Hewlett-Woodmere Board of Education candidates from left Scott McInnes, Cheryl May, Fred Usherson and Jacob Shafran.
Every year Hewlett-Woodmere’s Central PTA Council asks the Board of Education candidates question. This year, incumbents Scott McInnes and Cheryl May, and Fred Usherson and Jacob Shafran are running in the at-large election. The two highest vote-getters win the trustee seats. All terms are three years.
An edited version ran in the May 15-21 edition of the Nassau Herald.
How long have you lived in the district and are/were you a parent of a child in the public schools?
My wife Lisa and I moved to Hewlett in 1999. We have one daughter who is currently attending Woodmere Middle School.
What particular experiences or skills qualify you to serve as a school board member?
As a parent of a child in the public schools and active member of the community, I have been attending board meetings since 2008. First, as a member of the audience watching, learning and questioning, and since 2011 as an elected trustee. Since being elected to the board I have dedicated myself to learning all I can about board governance and all of the issues affecting education in NY State. I have already achieved the “Board Mastery” designation from the New York State School Boards Association. After only two years on the Board, Cheryl and I were elected vice president and president, respectively.
In my career I have spent the last 25 years in the NY City real estate and development industry as a manager and owner’s representative. I bring a practical, real word business perspective to the board table, and my experience with budgets, contracts, negotiations, litigation, project planning and coordination have all proven themselves invaluable to my function as a trustee. My philosophy as a real estate professional has always been to try to achieve the goals and objectives of the owner. I have applied the same philosophy on behalf of the Hewlett-Woodmere community.

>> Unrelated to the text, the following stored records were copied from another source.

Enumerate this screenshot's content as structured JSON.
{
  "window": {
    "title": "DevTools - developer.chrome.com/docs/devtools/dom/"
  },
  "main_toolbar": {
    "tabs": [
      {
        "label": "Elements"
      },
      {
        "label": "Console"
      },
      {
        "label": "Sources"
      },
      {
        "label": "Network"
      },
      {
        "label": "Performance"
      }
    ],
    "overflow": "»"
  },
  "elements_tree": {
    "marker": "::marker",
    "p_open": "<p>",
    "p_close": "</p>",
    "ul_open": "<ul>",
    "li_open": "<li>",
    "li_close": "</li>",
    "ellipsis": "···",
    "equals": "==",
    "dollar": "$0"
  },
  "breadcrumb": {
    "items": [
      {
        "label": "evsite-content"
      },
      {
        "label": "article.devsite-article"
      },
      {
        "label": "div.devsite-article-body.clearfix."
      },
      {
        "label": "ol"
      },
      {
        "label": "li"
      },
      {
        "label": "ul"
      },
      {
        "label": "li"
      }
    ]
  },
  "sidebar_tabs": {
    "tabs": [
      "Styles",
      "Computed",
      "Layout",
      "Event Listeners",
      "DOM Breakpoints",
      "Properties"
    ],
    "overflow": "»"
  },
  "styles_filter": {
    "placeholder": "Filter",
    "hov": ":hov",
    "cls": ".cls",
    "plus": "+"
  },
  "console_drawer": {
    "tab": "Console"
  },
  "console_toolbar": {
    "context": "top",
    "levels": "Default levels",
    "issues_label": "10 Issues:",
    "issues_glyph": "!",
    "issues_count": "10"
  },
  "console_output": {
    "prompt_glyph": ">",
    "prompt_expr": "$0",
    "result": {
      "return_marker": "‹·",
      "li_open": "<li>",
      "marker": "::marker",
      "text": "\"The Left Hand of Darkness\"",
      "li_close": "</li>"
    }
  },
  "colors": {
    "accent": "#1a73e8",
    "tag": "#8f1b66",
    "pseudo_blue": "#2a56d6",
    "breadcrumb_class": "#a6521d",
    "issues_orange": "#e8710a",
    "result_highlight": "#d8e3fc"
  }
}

I believe the people of the district want to provide the best possible education for our students in the most cost effective manner possible. That is the goal we work hard to achieve every day.
What do you see as the major issue(s) facing our school district?
There are a wide variety of major issues all converging on public education on Long Island simultaneously. High taxes, the tax cap, limited state aid, mandatory cost increases dictated by the state, implementation of the common core, and high taxes (yes, I listed that one twice).
The tax levy cap has forced school districts to do what many of us advocated for years and slowed the growth of district budgets. An annual growth rate of approximately 2 percent should be sustainable for school districts, but unfortunately the state continues to pile on costs beyond the control of the district. In the last three years, 81percent of the new taxes collected in our district through levy increases have gone directly to Albany for retirement and health care increases that basically come in the way of an invoice from the state.
After taking out those expenses we’ve had an average of less than .5 percent of our budget to apply to local costs and programs. Although the state claims to have “increased” our state aid slightly, we still have not gotten back to the state aid levels we saw before the 2009 aid cuts. Despite all of that, through focused review, reductions in administrative spending of over $1 million, the judicious application of available reserves, and taking a hard look at how we do things, we have been able to maintain and even improve our programs, keep class sizes within the target ranges and stay within the tax levy limit.
Unfortunately, due to the dysfunctional assessment system in Nassau County and the reliance on, and promotion of, the tax certiorari process, the tax levy increases passed by the voters do not necessarily translate to similar tax rate increases to the individual homeowner.